TASK TO COMPLETE
Find and return every line of the data that contains the word "每年休假".

Excerpts from a dataset

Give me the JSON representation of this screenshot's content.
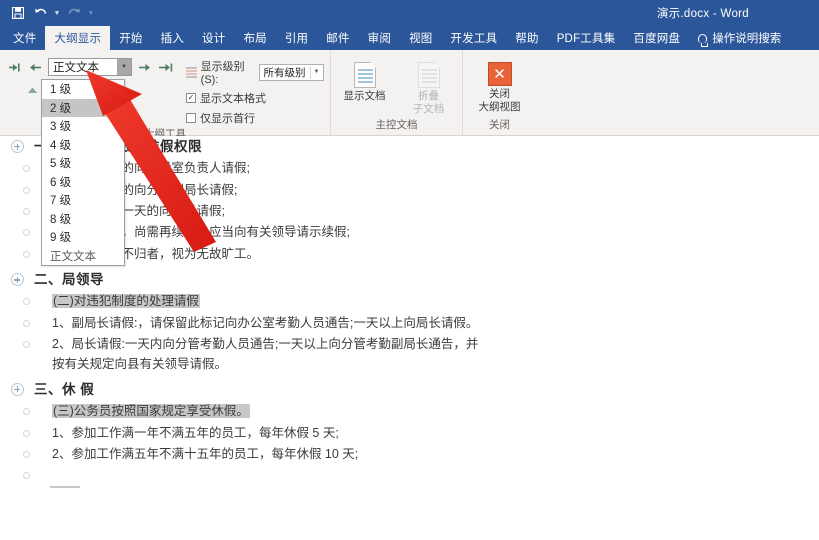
{
  "window": {
    "doc_title": "演示.docx  -  Word",
    "quick_access": [
      {
        "name": "save-icon",
        "glyph": "Ὃe"
      },
      {
        "name": "undo-icon",
        "glyph": "↶"
      },
      {
        "name": "redo-icon",
        "glyph": "↻"
      },
      {
        "name": "customize-qat-icon",
        "glyph": "▾"
      }
    ]
  },
  "ribbon": {
    "tabs": [
      {
        "label": "文件",
        "active": false
      },
      {
        "label": "大纲显示",
        "active": true
      },
      {
        "label": "开始",
        "active": false
      },
      {
        "label": "插入",
        "active": false
      },
      {
        "label": "设计",
        "active": false
      },
      {
        "label": "布局",
        "active": false
      },
      {
        "label": "引用",
        "active": false
      },
      {
        "label": "邮件",
        "active": false
      },
      {
        "label": "审阅",
        "active": false
      },
      {
        "label": "视图",
        "active": false
      },
      {
        "label": "开发工具",
        "active": false
      },
      {
        "label": "帮助",
        "active": false
      },
      {
        "label": "PDF工具集",
        "active": false
      },
      {
        "label": "百度网盘",
        "active": false
      }
    ],
    "tell_me": "操作说明搜索",
    "groups": {
      "outline_tools": {
        "label": "大纲工具",
        "promote_to_heading1_icon": "promote-to-heading1-icon",
        "promote_icon": "promote-icon",
        "demote_icon": "demote-icon",
        "demote_to_body_icon": "demote-to-body-icon",
        "move_up_icon": "move-up-icon",
        "move_down_icon": "move-down-icon",
        "level_value": "正文文本",
        "show_level_label": "显示级别(S):",
        "show_level_value": "所有级别",
        "show_text_formatting_label": "显示文本格式",
        "show_text_formatting_checked": true,
        "show_first_line_only_label": "仅显示首行",
        "show_first_line_only_checked": false
      },
      "master_document": {
        "label": "主控文档",
        "show_document_label": "显示文档",
        "collapse_subdocuments_label": "折叠\n子文档",
        "collapse_subdocuments_line1": "折叠",
        "collapse_subdocuments_line2": "子文档"
      },
      "close": {
        "label": "关闭",
        "close_outline_view_line1": "关闭",
        "close_outline_view_line2": "大纲视图",
        "close_icon_glyph": "✕",
        "close_icon_color": "#e8633a"
      }
    }
  },
  "dropdown": {
    "open": true,
    "selected": "2 级",
    "items": [
      "1 级",
      "2 级",
      "3 级",
      "4 级",
      "5 级",
      "6 级",
      "7 级",
      "8 级",
      "9 级",
      "正文文本"
    ]
  },
  "document": {
    "lines": [
      {
        "marker": "plus",
        "indent": 0,
        "style": "heading1",
        "text": "一、请假的权限与准假权限",
        "highlight": false
      },
      {
        "marker": "dot",
        "indent": 1,
        "style": "body",
        "text": "1、一天以内的向本股室负责人请假;",
        "highlight": false
      },
      {
        "marker": "dot",
        "indent": 1,
        "style": "body",
        "text": "2、三天以内的向分管副局长请假;",
        "highlight": false
      },
      {
        "marker": "dot",
        "indent": 1,
        "style": "body",
        "text": "3、三天以上一天的向局长请假;",
        "highlight": false
      },
      {
        "marker": "dot",
        "indent": 1,
        "style": "body",
        "text": "4、请假期满，尚需再续者，应当向有关领导请示续假;",
        "highlight": false
      },
      {
        "marker": "dot",
        "indent": 1,
        "style": "body",
        "text": "5、请假期满不归者，视为无故旷工。",
        "highlight": false
      },
      {
        "marker": "plus",
        "indent": 0,
        "style": "heading1",
        "text": "二、局领导",
        "highlight": false
      },
      {
        "marker": "dot",
        "indent": 1,
        "style": "body",
        "text": "(二)对违犯制度的处理请假",
        "highlight": true
      },
      {
        "marker": "dot",
        "indent": 1,
        "style": "body",
        "text": "1、副局长请假:，请保留此标记向办公室考勤人员通告;一天以上向局长请假。",
        "highlight": false
      },
      {
        "marker": "dot",
        "indent": 1,
        "style": "body",
        "text": "2、局长请假:一天内向分管考勤人员通告;一天以上向分管考勤副局长通告，并按有关规定向县有关领导请假。",
        "highlight": false
      },
      {
        "marker": "plus",
        "indent": 0,
        "style": "heading1",
        "text": "三、休 假",
        "highlight": false
      },
      {
        "marker": "dot",
        "indent": 1,
        "style": "body",
        "text": "(三)公务员按照国家规定享受休假。",
        "highlight": true
      },
      {
        "marker": "dot",
        "indent": 1,
        "style": "body",
        "text": "1、参加工作满一年不满五年的员工，每年休假 5 天;",
        "highlight": false
      },
      {
        "marker": "dot",
        "indent": 1,
        "style": "body",
        "text": "2、参加工作满五年不满十五年的员工，每年休假 10 天;",
        "highlight": false
      },
      {
        "marker": "dot",
        "indent": 1,
        "style": "body",
        "text": "",
        "highlight": false
      }
    ]
  },
  "annotation": {
    "arrow_name": "red-pointer-arrow",
    "arrow_color": "#e8251b",
    "points_to": "2 级"
  },
  "colors": {
    "brand": "#2b579a",
    "ribbon_bg": "#f3f2f1",
    "highlight": "#c8c8c8",
    "accent_orange": "#e8633a",
    "annotation_red": "#e8251b"
  }
}
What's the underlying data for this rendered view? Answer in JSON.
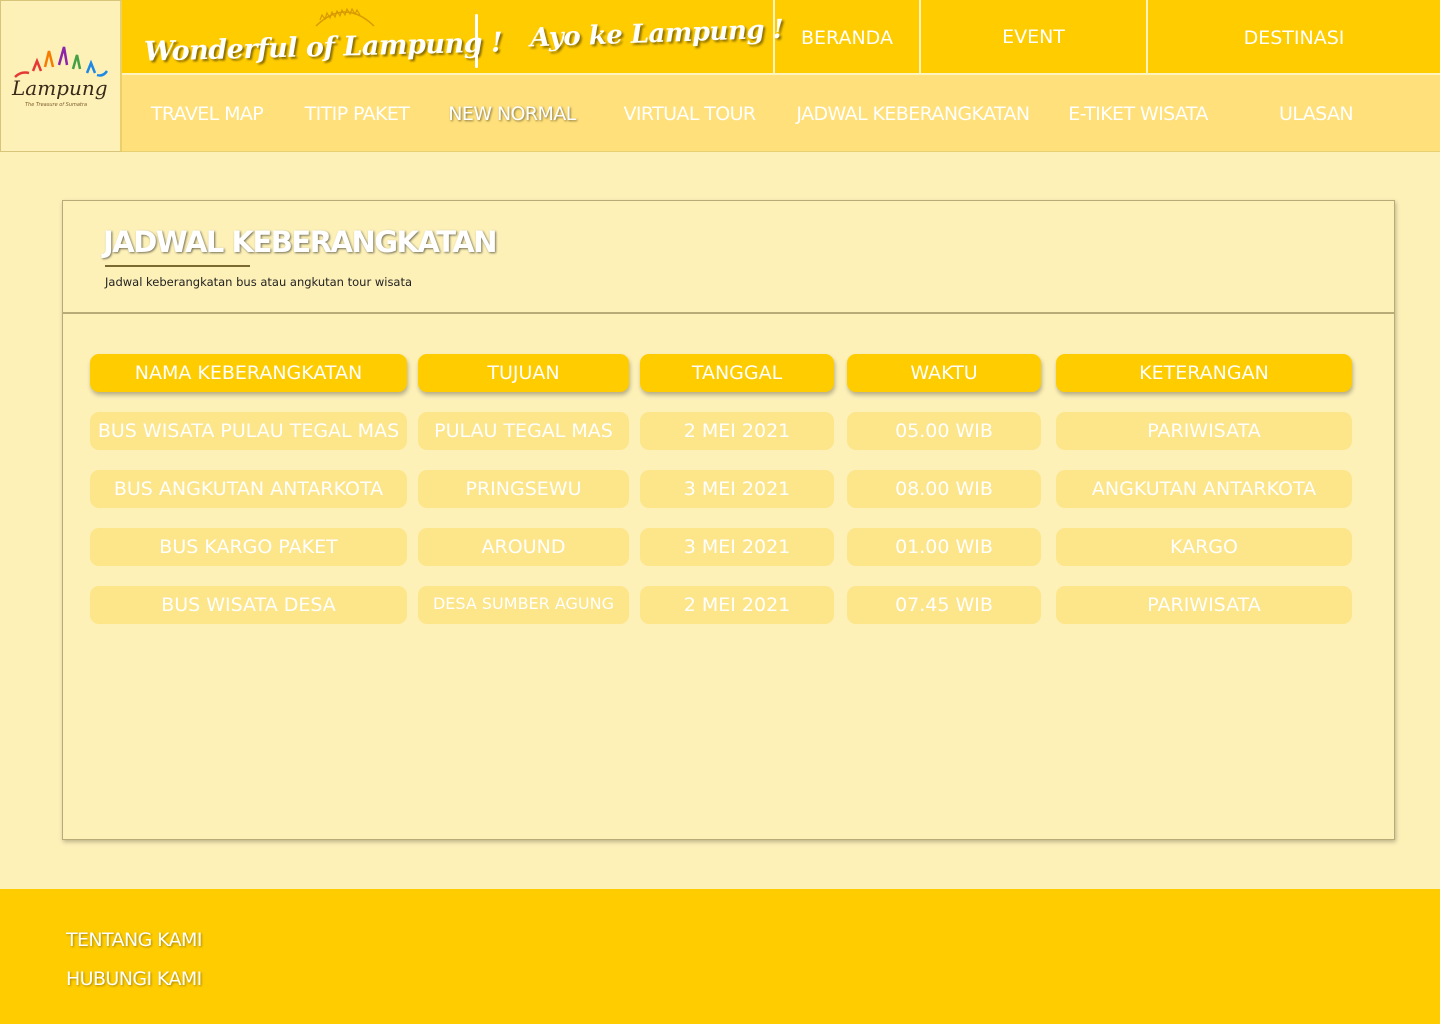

SOLUTION
        "text": "1、参加工作满一年不满五年的员工，每年休假 5 天;",
        "text": "2、参加工作满五年不满十五年的员工，每年休假 10 天;",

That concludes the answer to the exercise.